posted Sep 12, 2012, 11:30 AM by Sachchida Ojha
1. Secure the gpadmin system user. Greenplum requires a UNIX user id to install and initialize the Greenplum Database system. This system user is referred to as gpadmin in the Greenplum documentation. This gpadmin user is the default database superuser in Greenplum Database, as well as the file system owner of the Greenplum installation and its underlying data files. This default administrator account is fundamental to the design of Greenplum Database. The system cannot run without it, and there is no way to limit the access of this gpadmin user id. This gpadmin user can bypass all security features of Greenplum Database. Anyone who logs on to a Greenplum host as this user id can read, alter or delete any data; including system catalog data and database access rights. Therefore, it is very important to secure the gpadmin user id and only provide access to essential system administrators. Administrators should only log in to Greenplum as gpadmin when performing certain system maintenance tasks (such as upgrade or expansion). Database users should never log on as gpadmin, and ETL or production workloads should never run as gpadmin.

2. Assign a distinct role to each user that logs in. For logging and auditing purposes, each user that is allowed to log in to Greenplum Database should be given their own database role. For applications or web services, consider creating a distinct role for each application or service.

3. Use groups to manage access privileges.

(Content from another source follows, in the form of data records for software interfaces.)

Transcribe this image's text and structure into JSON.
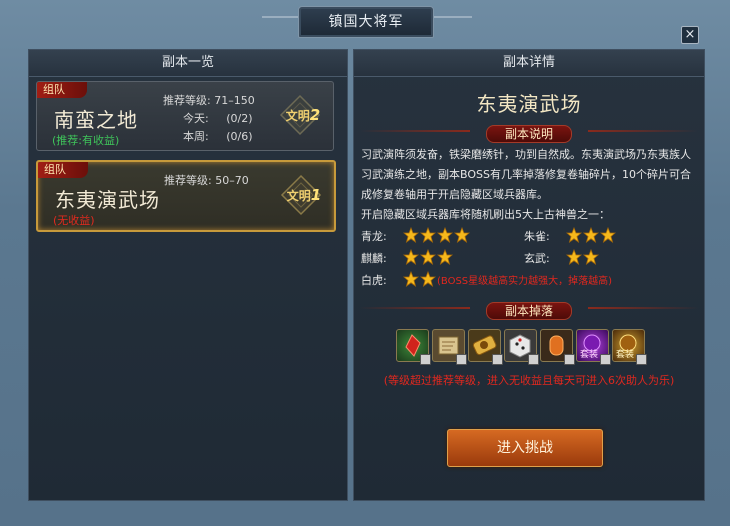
{
  "window": {
    "title": "镇国大将军",
    "close_label": "×"
  },
  "left_panel": {
    "header": "副本一览",
    "dungeons": [
      {
        "team_tag": "组队",
        "name": "南蛮之地",
        "note": "(推荐:有收益)",
        "note_color": "#3fc35a",
        "rec_label": "推荐等级:",
        "rec_value": "71–150",
        "today_label": "今天:",
        "today_value": "(0/2)",
        "week_label": "本周:",
        "week_value": "(0/6)",
        "civ_label": "文明",
        "civ_value": "2"
      },
      {
        "team_tag": "组队",
        "name": "东夷演武场",
        "note": "(无收益)",
        "note_color": "#e02a1e",
        "rec_label": "推荐等级:",
        "rec_value": "50–70",
        "civ_label": "文明",
        "civ_value": "1"
      }
    ]
  },
  "right_panel": {
    "header": "副本详情",
    "dungeon_title": "东夷演武场",
    "desc_banner": "副本说明",
    "description": "习武演阵须发奋，铁梁磨绣针，功到自然成。东夷演武场乃东夷族人习武演练之地，副本BOSS有几率掉落修复卷轴碎片，10个碎片可合成修复卷轴用于开启隐藏区域兵器库。",
    "armory_note": "开启隐藏区域兵器库将随机刷出5大上古神兽之一：",
    "beasts": [
      {
        "name": "青龙:",
        "stars": 4
      },
      {
        "name": "朱雀:",
        "stars": 3
      },
      {
        "name": "麒麟:",
        "stars": 3
      },
      {
        "name": "玄武:",
        "stars": 2
      },
      {
        "name": "白虎:",
        "stars": 2
      }
    ],
    "boss_note": "(BOSS星级越高实力越强大，掉落越高)",
    "drops_banner": "副本掉落",
    "drop_items": [
      {
        "icon": "red-crystal-icon",
        "label": ""
      },
      {
        "icon": "scroll-map-icon",
        "label": ""
      },
      {
        "icon": "golden-scroll-icon",
        "label": ""
      },
      {
        "icon": "dice-icon",
        "label": ""
      },
      {
        "icon": "orange-gem-icon",
        "label": ""
      },
      {
        "icon": "purple-package-icon",
        "label": "套装"
      },
      {
        "icon": "gold-package-icon",
        "label": "套装"
      }
    ],
    "drop_note": "(等级超过推荐等级，进入无收益且每天可进入6次助人为乐)",
    "enter_button": "进入挑战"
  },
  "colors": {
    "accent_gold": "#c79a3b",
    "warn_red": "#e0281f",
    "button_orange": "#d66a22"
  }
}
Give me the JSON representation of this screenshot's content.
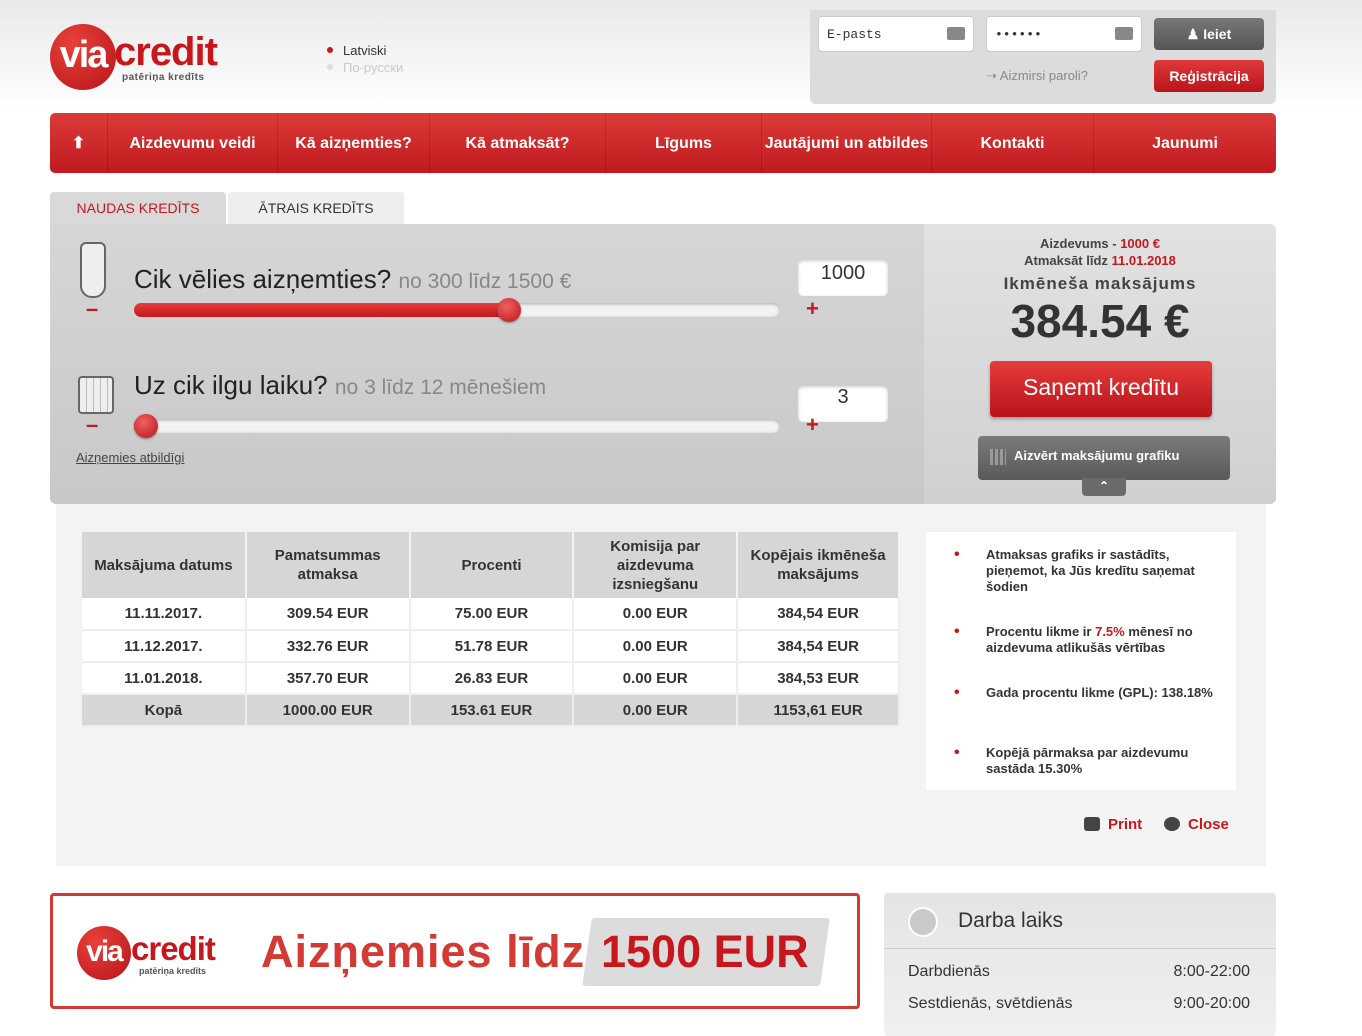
{
  "header": {
    "logo_text_prefix": "via",
    "logo_text_main": "credit",
    "logo_tagline": "patēriņa kredīts",
    "languages": [
      {
        "label": "Latviski",
        "active": true
      },
      {
        "label": "По-русски",
        "active": false
      }
    ],
    "login": {
      "email_placeholder": "E-pasts",
      "password_value": "••••••",
      "login_button": "Ieiet",
      "forgot_link": "Aizmirsi paroli?",
      "register_button": "Reģistrācija"
    }
  },
  "nav": {
    "items": [
      "Aizdevumu veidi",
      "Kā aizņemties?",
      "Kā atmaksāt?",
      "Līgums",
      "Jautājumi un atbildes",
      "Kontakti",
      "Jaunumi"
    ]
  },
  "tabs": {
    "active": "NAUDAS KREDĪTS",
    "inactive": "ĀTRAIS KREDĪTS"
  },
  "calculator": {
    "amount_question": "Cik vēlies aizņemties?",
    "amount_hint": "no 300 līdz 1500 €",
    "amount_value": "1000",
    "amount_fraction": 0.583,
    "period_question": "Uz cik ilgu laiku?",
    "period_hint": "no 3 līdz 12 mēnešiem",
    "period_value": "3",
    "period_fraction": 0,
    "minus": "–",
    "plus": "+",
    "responsible_link": "Aizņemies atbildīgi"
  },
  "summary": {
    "loan_label": "Aizdevums - ",
    "loan_value": "1000 €",
    "repay_label": "Atmaksāt līdz ",
    "repay_value": "11.01.2018",
    "monthly_label": "Ikmēneša maksājums",
    "monthly_amount": "384.54 €",
    "get_button": "Saņemt kredītu",
    "close_schedule": "Aizvērt maksājumu grafiku"
  },
  "schedule": {
    "headers": [
      "Maksājuma datums",
      "Pamatsummas atmaksa",
      "Procenti",
      "Komisija par aizdevuma izsniegšanu",
      "Kopējais ikmēneša maksājums"
    ],
    "rows": [
      [
        "11.11.2017.",
        "309.54 EUR",
        "75.00 EUR",
        "0.00 EUR",
        "384,54 EUR"
      ],
      [
        "11.12.2017.",
        "332.76 EUR",
        "51.78 EUR",
        "0.00 EUR",
        "384,54 EUR"
      ],
      [
        "11.01.2018.",
        "357.70 EUR",
        "26.83 EUR",
        "0.00 EUR",
        "384,53 EUR"
      ]
    ],
    "total": [
      "Kopā",
      "1000.00 EUR",
      "153.61 EUR",
      "0.00 EUR",
      "1153,61 EUR"
    ]
  },
  "notes": {
    "n1": "Atmaksas grafiks ir sastādīts, pieņemot, ka Jūs kredītu saņemat šodien",
    "n2_a": "Procentu likme ir ",
    "n2_rate": "7.5%",
    "n2_b": " mēnesī no aizdevuma atlikušās vērtības",
    "n3": "Gada procentu likme (GPL): 138.18%",
    "n4": "Kopējā pārmaksa par aizdevumu sastāda 15.30%"
  },
  "actions": {
    "print": "Print",
    "close": "Close"
  },
  "banner": {
    "logo_prefix": "via",
    "logo_main": "credit",
    "logo_tagline": "patēriņa kredīts",
    "text": "Aizņemies līdz",
    "amount": "1500 EUR"
  },
  "hours": {
    "title": "Darba laiks",
    "rows": [
      {
        "label": "Darbdienās",
        "value": "8:00-22:00"
      },
      {
        "label": "Sestdienās, svētdienās",
        "value": "9:00-20:00"
      }
    ]
  },
  "colors": {
    "brand_red": "#c8161d",
    "nav_red": "#d33633",
    "gray_panel": "#d0d0d0"
  }
}
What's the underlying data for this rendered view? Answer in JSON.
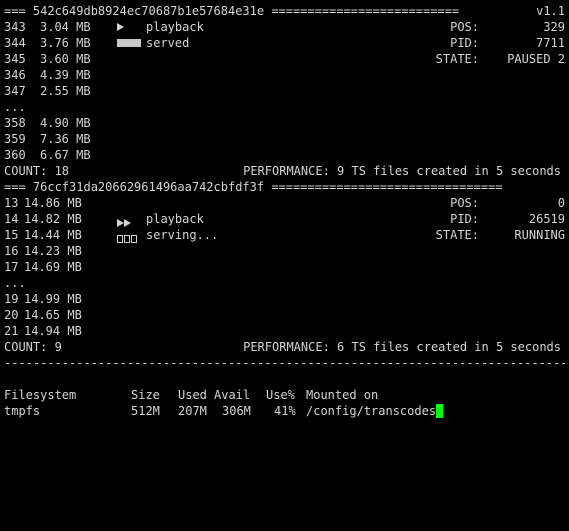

4. Limit users who have the SUPERUSER role attribute. Roles that are superusers bypass all access privilege checks in Greenplum Database, as well as resource queuing. Only system administrators should be given superuser rights.